You can say it is different. You can say the first method requires more from the brain to process different blur levels in images, and the second method requires less as the clarity of the image is always the same. Saving my brain for other tasks or from too much frustration I never looked at it this way.
How I interpreted the “focal plane changes not recommended” was that you should not wear -1.00D to give you 20/20 and then -1.25 to give you 20/30 or -1.50 to give 20/40 or 20/50 within the same day or week. At least one part (glasses or the clarity) needs to be fixed otherwise you are parallel expecting different efforts from the eyes and different effort from the brain to process the 2 images.
Full correction by my standard of 20/20 in reasonable artificial lighting. Opto standard of 20/15 in a poorly lit or dark room makes my head want to split open.
I have never even seen the courses, but I have certainly misinterpreted a time or two as well, to realize later, whoops I had that wrong. It happens. As long as you didn’t have adverse effects from it, no harm done right?
Hi Reannon - can you please explain more the symptoms you have with double vision? I have had it for 4 months. It is not noticeable at all during th day but in the evening or looking at anything with white words and dark background. I get side shadows and shadows above and below works. Driving at night brake lights are glowing above and below as well as ghosting all around street signs. Is this similar to your experiences? What are tips to resolve? TIA
Yeah this sounds about right.
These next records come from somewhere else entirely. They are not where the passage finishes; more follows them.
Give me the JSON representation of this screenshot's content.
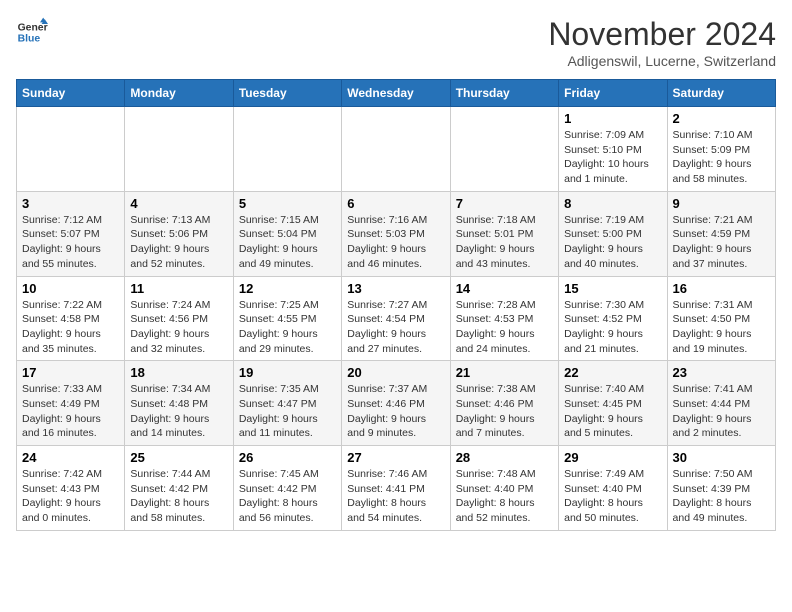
{
  "logo": {
    "line1": "General",
    "line2": "Blue"
  },
  "title": "November 2024",
  "subtitle": "Adligenswil, Lucerne, Switzerland",
  "weekdays": [
    "Sunday",
    "Monday",
    "Tuesday",
    "Wednesday",
    "Thursday",
    "Friday",
    "Saturday"
  ],
  "weeks": [
    [
      {
        "day": "",
        "detail": ""
      },
      {
        "day": "",
        "detail": ""
      },
      {
        "day": "",
        "detail": ""
      },
      {
        "day": "",
        "detail": ""
      },
      {
        "day": "",
        "detail": ""
      },
      {
        "day": "1",
        "detail": "Sunrise: 7:09 AM\nSunset: 5:10 PM\nDaylight: 10 hours and 1 minute."
      },
      {
        "day": "2",
        "detail": "Sunrise: 7:10 AM\nSunset: 5:09 PM\nDaylight: 9 hours and 58 minutes."
      }
    ],
    [
      {
        "day": "3",
        "detail": "Sunrise: 7:12 AM\nSunset: 5:07 PM\nDaylight: 9 hours and 55 minutes."
      },
      {
        "day": "4",
        "detail": "Sunrise: 7:13 AM\nSunset: 5:06 PM\nDaylight: 9 hours and 52 minutes."
      },
      {
        "day": "5",
        "detail": "Sunrise: 7:15 AM\nSunset: 5:04 PM\nDaylight: 9 hours and 49 minutes."
      },
      {
        "day": "6",
        "detail": "Sunrise: 7:16 AM\nSunset: 5:03 PM\nDaylight: 9 hours and 46 minutes."
      },
      {
        "day": "7",
        "detail": "Sunrise: 7:18 AM\nSunset: 5:01 PM\nDaylight: 9 hours and 43 minutes."
      },
      {
        "day": "8",
        "detail": "Sunrise: 7:19 AM\nSunset: 5:00 PM\nDaylight: 9 hours and 40 minutes."
      },
      {
        "day": "9",
        "detail": "Sunrise: 7:21 AM\nSunset: 4:59 PM\nDaylight: 9 hours and 37 minutes."
      }
    ],
    [
      {
        "day": "10",
        "detail": "Sunrise: 7:22 AM\nSunset: 4:58 PM\nDaylight: 9 hours and 35 minutes."
      },
      {
        "day": "11",
        "detail": "Sunrise: 7:24 AM\nSunset: 4:56 PM\nDaylight: 9 hours and 32 minutes."
      },
      {
        "day": "12",
        "detail": "Sunrise: 7:25 AM\nSunset: 4:55 PM\nDaylight: 9 hours and 29 minutes."
      },
      {
        "day": "13",
        "detail": "Sunrise: 7:27 AM\nSunset: 4:54 PM\nDaylight: 9 hours and 27 minutes."
      },
      {
        "day": "14",
        "detail": "Sunrise: 7:28 AM\nSunset: 4:53 PM\nDaylight: 9 hours and 24 minutes."
      },
      {
        "day": "15",
        "detail": "Sunrise: 7:30 AM\nSunset: 4:52 PM\nDaylight: 9 hours and 21 minutes."
      },
      {
        "day": "16",
        "detail": "Sunrise: 7:31 AM\nSunset: 4:50 PM\nDaylight: 9 hours and 19 minutes."
      }
    ],
    [
      {
        "day": "17",
        "detail": "Sunrise: 7:33 AM\nSunset: 4:49 PM\nDaylight: 9 hours and 16 minutes."
      },
      {
        "day": "18",
        "detail": "Sunrise: 7:34 AM\nSunset: 4:48 PM\nDaylight: 9 hours and 14 minutes."
      },
      {
        "day": "19",
        "detail": "Sunrise: 7:35 AM\nSunset: 4:47 PM\nDaylight: 9 hours and 11 minutes."
      },
      {
        "day": "20",
        "detail": "Sunrise: 7:37 AM\nSunset: 4:46 PM\nDaylight: 9 hours and 9 minutes."
      },
      {
        "day": "21",
        "detail": "Sunrise: 7:38 AM\nSunset: 4:46 PM\nDaylight: 9 hours and 7 minutes."
      },
      {
        "day": "22",
        "detail": "Sunrise: 7:40 AM\nSunset: 4:45 PM\nDaylight: 9 hours and 5 minutes."
      },
      {
        "day": "23",
        "detail": "Sunrise: 7:41 AM\nSunset: 4:44 PM\nDaylight: 9 hours and 2 minutes."
      }
    ],
    [
      {
        "day": "24",
        "detail": "Sunrise: 7:42 AM\nSunset: 4:43 PM\nDaylight: 9 hours and 0 minutes."
      },
      {
        "day": "25",
        "detail": "Sunrise: 7:44 AM\nSunset: 4:42 PM\nDaylight: 8 hours and 58 minutes."
      },
      {
        "day": "26",
        "detail": "Sunrise: 7:45 AM\nSunset: 4:42 PM\nDaylight: 8 hours and 56 minutes."
      },
      {
        "day": "27",
        "detail": "Sunrise: 7:46 AM\nSunset: 4:41 PM\nDaylight: 8 hours and 54 minutes."
      },
      {
        "day": "28",
        "detail": "Sunrise: 7:48 AM\nSunset: 4:40 PM\nDaylight: 8 hours and 52 minutes."
      },
      {
        "day": "29",
        "detail": "Sunrise: 7:49 AM\nSunset: 4:40 PM\nDaylight: 8 hours and 50 minutes."
      },
      {
        "day": "30",
        "detail": "Sunrise: 7:50 AM\nSunset: 4:39 PM\nDaylight: 8 hours and 49 minutes."
      }
    ]
  ]
}
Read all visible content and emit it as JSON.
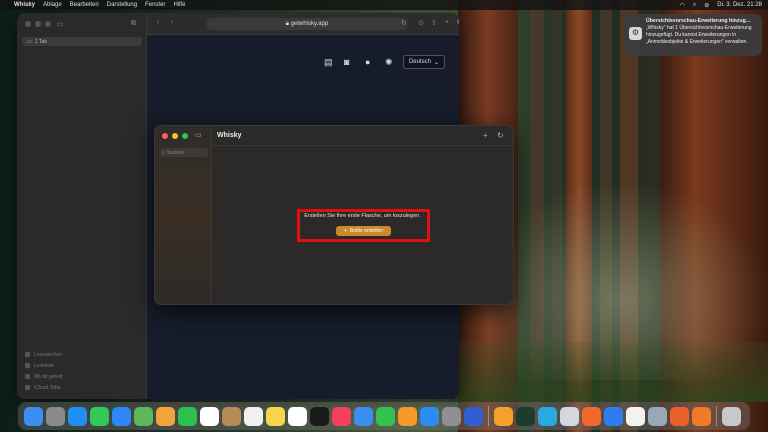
{
  "menubar": {
    "app_name": "Whisky",
    "menus": [
      "Ablage",
      "Bearbeiten",
      "Darstellung",
      "Fenster",
      "Hilfe"
    ],
    "datetime": "Di. 3. Dez.  21:28"
  },
  "safari": {
    "sidebar_tab": "1 Tab",
    "url": "getwhisky.app",
    "sidebar_bottom": [
      "Leseziechen",
      "Leseliste",
      "Mit dir geteilt",
      "iCloud-Tabs"
    ],
    "language_select": "Deutsch"
  },
  "whisky": {
    "title": "Whisky",
    "search_placeholder": "Suchen",
    "empty_message": "Erstellen Sie Ihre erste Flasche, um loszulegen.",
    "create_button_label": "Bottle erstellen"
  },
  "notification": {
    "title": "Übersichtsvorschau-Erweiterung hinzug…",
    "body": "„Whisky“ hat 1 Übersichtsvorschau-Erweiterung hinzugefügt. Du kannst Erweiterungen in „Anmeldeobjekte & Erweiterungen“ verwalten."
  },
  "dock": {
    "apps": [
      {
        "name": "finder-icon",
        "color": "#3c8ef0"
      },
      {
        "name": "launchpad-icon",
        "color": "#8a8a8a"
      },
      {
        "name": "safari-icon",
        "color": "#1f8ff0"
      },
      {
        "name": "messages-icon",
        "color": "#33c859"
      },
      {
        "name": "mail-icon",
        "color": "#2e87f5"
      },
      {
        "name": "maps-icon",
        "color": "#5cb85c"
      },
      {
        "name": "photos-icon",
        "color": "#f2a33a"
      },
      {
        "name": "facetime-icon",
        "color": "#2fc052"
      },
      {
        "name": "calendar-icon",
        "color": "#ffffff"
      },
      {
        "name": "contacts-icon",
        "color": "#b58a55"
      },
      {
        "name": "reminders-icon",
        "color": "#f0f0f0"
      },
      {
        "name": "notes-icon",
        "color": "#f7d54a"
      },
      {
        "name": "freeform-icon",
        "color": "#ffffff"
      },
      {
        "name": "tv-icon",
        "color": "#1a1a1a"
      },
      {
        "name": "music-icon",
        "color": "#f5405a"
      },
      {
        "name": "keynote-icon",
        "color": "#3b8ef0"
      },
      {
        "name": "numbers-icon",
        "color": "#34c34f"
      },
      {
        "name": "pages-icon",
        "color": "#f39a2a"
      },
      {
        "name": "app-store-icon",
        "color": "#2b8cf3"
      },
      {
        "name": "system-settings-icon",
        "color": "#8e8e93"
      },
      {
        "name": "cube-app-icon",
        "color": "#2f5fd0"
      },
      {
        "name": "pencil-app-icon",
        "color": "#f3a12a"
      },
      {
        "name": "xcode-cloud-icon",
        "color": "#1c3d2e"
      },
      {
        "name": "window-app-icon",
        "color": "#2aa8e0"
      },
      {
        "name": "puzzle-app-icon",
        "color": "#d6d6e0"
      },
      {
        "name": "game-app-icon",
        "color": "#f0682a"
      },
      {
        "name": "xcode-icon",
        "color": "#2f7cf0"
      },
      {
        "name": "textedit-icon",
        "color": "#f2f2f2"
      },
      {
        "name": "utility-app-icon",
        "color": "#9aa7b5"
      },
      {
        "name": "office-app-icon",
        "color": "#e9612a"
      },
      {
        "name": "preview-icon",
        "color": "#f07b2a"
      },
      {
        "name": "trash-icon",
        "color": "#c8c8c8"
      }
    ]
  }
}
Though you should make an effort to determine in you are dealing with the DV we are discussing of if it is astigmatism causing yours (if the ghosting always appears on the same angle it is probably astigmatism). DV can really hang in there for a while, which slows you down, but should be fully resolved before reducing again. The only resolution method I am aware of is the fixed gaze to resolve repeated over time, till the visual cortex sorts it out.